Source material ->
• • • • •
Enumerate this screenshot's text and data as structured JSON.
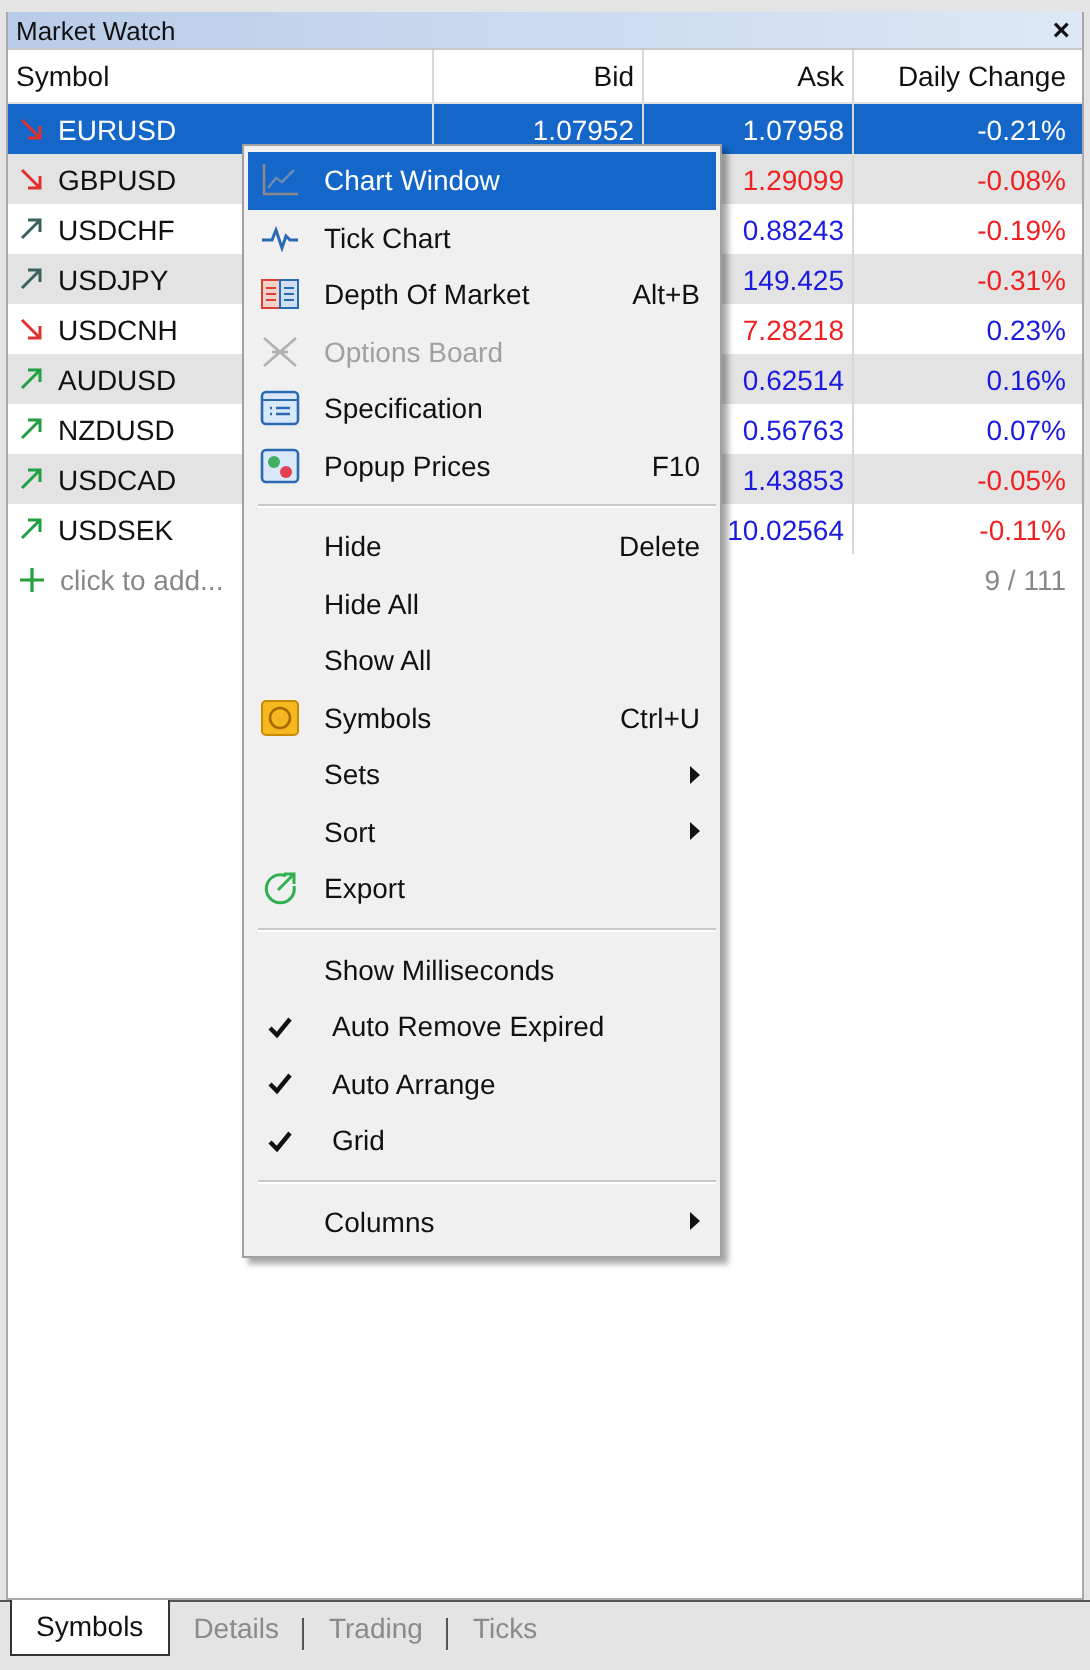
{
  "window": {
    "title": "Market Watch",
    "close": "×"
  },
  "table": {
    "columns": [
      "Symbol",
      "Bid",
      "Ask",
      "Daily Change"
    ],
    "rows": [
      {
        "symbol": "EURUSD",
        "bid": {
          "text": "1.07952",
          "color": "#ffffff"
        },
        "ask": {
          "text": "1.07958",
          "color": "#ffffff"
        },
        "change": {
          "text": "-0.21%",
          "color": "#ffffff"
        },
        "trend": {
          "kind": "down",
          "color": "#e03030"
        },
        "selected": true
      },
      {
        "symbol": "GBPUSD",
        "ask": {
          "text": "1.29099",
          "color": "#f02020"
        },
        "change": {
          "text": "-0.08%",
          "color": "#f02020"
        },
        "trend": {
          "kind": "down",
          "color": "#e03030"
        },
        "selected": false
      },
      {
        "symbol": "USDCHF",
        "ask": {
          "text": "0.88243",
          "color": "#1a1ae0"
        },
        "change": {
          "text": "-0.19%",
          "color": "#f02020"
        },
        "trend": {
          "kind": "up",
          "color": "#3a6060"
        },
        "selected": false
      },
      {
        "symbol": "USDJPY",
        "ask": {
          "text": "149.425",
          "color": "#1a1ae0"
        },
        "change": {
          "text": "-0.31%",
          "color": "#f02020"
        },
        "trend": {
          "kind": "up",
          "color": "#3a6060"
        },
        "selected": false
      },
      {
        "symbol": "USDCNH",
        "ask": {
          "text": "7.28218",
          "color": "#f02020"
        },
        "change": {
          "text": "0.23%",
          "color": "#1a1ae0"
        },
        "trend": {
          "kind": "down",
          "color": "#e03030"
        },
        "selected": false
      },
      {
        "symbol": "AUDUSD",
        "ask": {
          "text": "0.62514",
          "color": "#1a1ae0"
        },
        "change": {
          "text": "0.16%",
          "color": "#1a1ae0"
        },
        "trend": {
          "kind": "up",
          "color": "#20a040"
        },
        "selected": false
      },
      {
        "symbol": "NZDUSD",
        "ask": {
          "text": "0.56763",
          "color": "#1a1ae0"
        },
        "change": {
          "text": "0.07%",
          "color": "#1a1ae0"
        },
        "trend": {
          "kind": "up",
          "color": "#20a040"
        },
        "selected": false
      },
      {
        "symbol": "USDCAD",
        "ask": {
          "text": "1.43853",
          "color": "#1a1ae0"
        },
        "change": {
          "text": "-0.05%",
          "color": "#f02020"
        },
        "trend": {
          "kind": "up",
          "color": "#20a040"
        },
        "selected": false
      },
      {
        "symbol": "USDSEK",
        "ask": {
          "text": "10.02564",
          "color": "#1a1ae0"
        },
        "change": {
          "text": "-0.11%",
          "color": "#f02020"
        },
        "trend": {
          "kind": "up",
          "color": "#20a040"
        },
        "selected": false
      }
    ],
    "add_row": {
      "placeholder": "click to add...",
      "count": "9 / 111"
    }
  },
  "context_menu": [
    {
      "kind": "item",
      "label": "Chart Window",
      "selected": true,
      "disabled": false,
      "checked": false,
      "submenu": false
    },
    {
      "kind": "item",
      "label": "Tick Chart",
      "selected": false,
      "disabled": false,
      "checked": false,
      "submenu": false
    },
    {
      "kind": "item",
      "label": "Depth Of Market",
      "shortcut": "Alt+B",
      "selected": false,
      "disabled": false,
      "checked": false,
      "submenu": false
    },
    {
      "kind": "item",
      "label": "Options Board",
      "selected": false,
      "disabled": true,
      "checked": false,
      "submenu": false
    },
    {
      "kind": "item",
      "label": "Specification",
      "selected": false,
      "disabled": false,
      "checked": false,
      "submenu": false
    },
    {
      "kind": "item",
      "label": "Popup Prices",
      "shortcut": "F10",
      "selected": false,
      "disabled": false,
      "checked": false,
      "submenu": false
    },
    {
      "kind": "separator"
    },
    {
      "kind": "item",
      "label": "Hide",
      "shortcut": "Delete",
      "selected": false,
      "disabled": false,
      "checked": false,
      "submenu": false
    },
    {
      "kind": "item",
      "label": "Hide All",
      "selected": false,
      "disabled": false,
      "checked": false,
      "submenu": false
    },
    {
      "kind": "item",
      "label": "Show All",
      "selected": false,
      "disabled": false,
      "checked": false,
      "submenu": false
    },
    {
      "kind": "item",
      "label": "Symbols",
      "shortcut": "Ctrl+U",
      "selected": false,
      "disabled": false,
      "checked": false,
      "submenu": false
    },
    {
      "kind": "item",
      "label": "Sets",
      "selected": false,
      "disabled": false,
      "checked": false,
      "submenu": true
    },
    {
      "kind": "item",
      "label": "Sort",
      "selected": false,
      "disabled": false,
      "checked": false,
      "submenu": true
    },
    {
      "kind": "item",
      "label": "Export",
      "selected": false,
      "disabled": false,
      "checked": false,
      "submenu": false
    },
    {
      "kind": "separator"
    },
    {
      "kind": "item",
      "label": "Show Milliseconds",
      "selected": false,
      "disabled": false,
      "checked": false,
      "submenu": false
    },
    {
      "kind": "item",
      "label": "Auto Remove Expired",
      "selected": false,
      "disabled": false,
      "checked": true,
      "submenu": false
    },
    {
      "kind": "item",
      "label": "Auto Arrange",
      "selected": false,
      "disabled": false,
      "checked": true,
      "submenu": false
    },
    {
      "kind": "item",
      "label": "Grid",
      "selected": false,
      "disabled": false,
      "checked": true,
      "submenu": false
    },
    {
      "kind": "separator"
    },
    {
      "kind": "item",
      "label": "Columns",
      "selected": false,
      "disabled": false,
      "checked": false,
      "submenu": true
    }
  ],
  "tabs": [
    {
      "label": "Symbols",
      "selected": true
    },
    {
      "label": "Details",
      "selected": false
    },
    {
      "label": "Trading",
      "selected": false
    },
    {
      "label": "Ticks",
      "selected": false
    }
  ]
}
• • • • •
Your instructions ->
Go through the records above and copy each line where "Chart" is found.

Solution to this exercise ->
      "label": "Chart Window",
      "label": "Tick Chart",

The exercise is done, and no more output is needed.